Fort Dodge Senior High celebrated Black History Month with an assembly Friday, the first such event held at the school.
The Rev. D.C. Darensbourg of Second Baptist Church spoke about why Black History Month is observed.
"The question has been raised, why celebrate Black History Month? Why not white history month?" he asked, offering several examples. "It's important to celebrate Black History Month because of the cultural and social contributions that African-Americans have made to American life. Here's the reason why: Because all of us in this room, and all of us across America, have benefited from the contributions African-Americans have made to the social fabric, the political fabric, of this country."
-Messenger photo by Hans Madsen
Tayja Dikeman holds up the letter R Friday during the inaugural Black History Month program at Fort Dodge Senior High. A group from Athletics For Education and Success spelled out February. Her R stood for Respect.
Tiahna Mericle and Ashley Altman, FDSH students, told the origin of Black History Month and why it's celebrated in February. In 1926, historian Carter G. Woodson proposed celebrating the birthdays of both Abraham Lincoln and Frederick Douglass, who were born Feb. 12, 1809, and Feb. 14, 1818, respectively, both of whom played prominent roles in African-American history.
Fort Dodge elementary students in the Athletics for Education and Success program, 15 total, attended the event, each holding a letter spelling out February, with each letter expressing an idea about Black History Month.
F stood for freedom; E for equality; B for brotherhood; R for respect; U for unity; A for accountability; R for responsibility; and Y for "You can make a difference."
Darensbourg explained that ignorance is not a bad word, that it means people don't know some things. People being ignorant of the contributions African-Americans have made, he said, creates an ongoing cycle of ignorance.
"What I would suggest is we begin to educate our minds so that we can eradicate what we don't know," he said. "If I don't educate myself, I can't cause it not to repeat."
It is the students' burden, Darensbourg said, to end this cycle.
"There's some things in your young life that are not your fault. But guess what? It is your problem," he said. "There's some things in your young life that you did not cause, but you must deal with. You must wrestle it. And if you do not, you will pass those same conditions on ... to the generations that follow you."
These challenges include latent biases and prejudices.
"There are more hate groups now, in the United States, than there were in the '60s," Darensbourg said. "Educate yourself."
The task, though, is not impossible, Darensbourg said.
"We are the 'United' States of America. There are more mixed couples in the United States than there's ever been before, which means there are more mixed-raced children than have ever been before," he said, to applause. "There's more reason than ever before to celebrate the contributions of those persons who have brought us where we are today, in our culture."
Doug Van Zyl, Fort Dodge Community School District superintendent, concluded the event with his own challenge for the students.
"If you look around our school, we are very fortunate in a lot of ways.

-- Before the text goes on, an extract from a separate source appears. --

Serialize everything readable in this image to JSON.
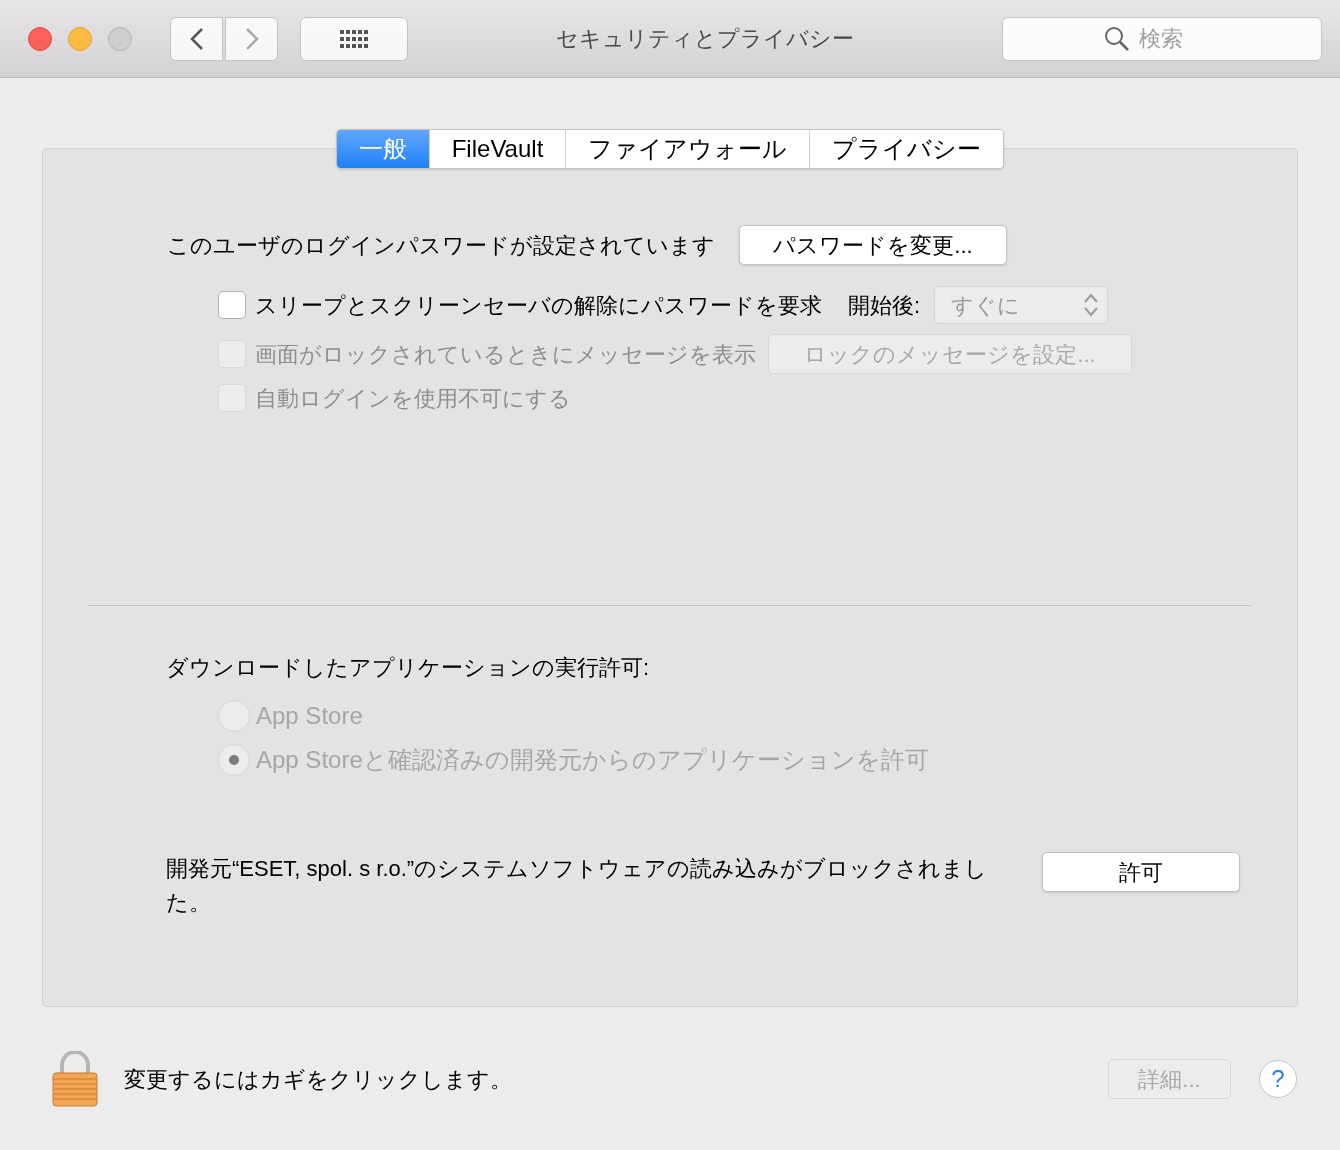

Not every high school has what we have," he said. "Differences are actually strengths, and those are things you need to draw on each and every day. We also need to remember that no matter how we look on the outside, we're the same on the inside. We're all Dodgers."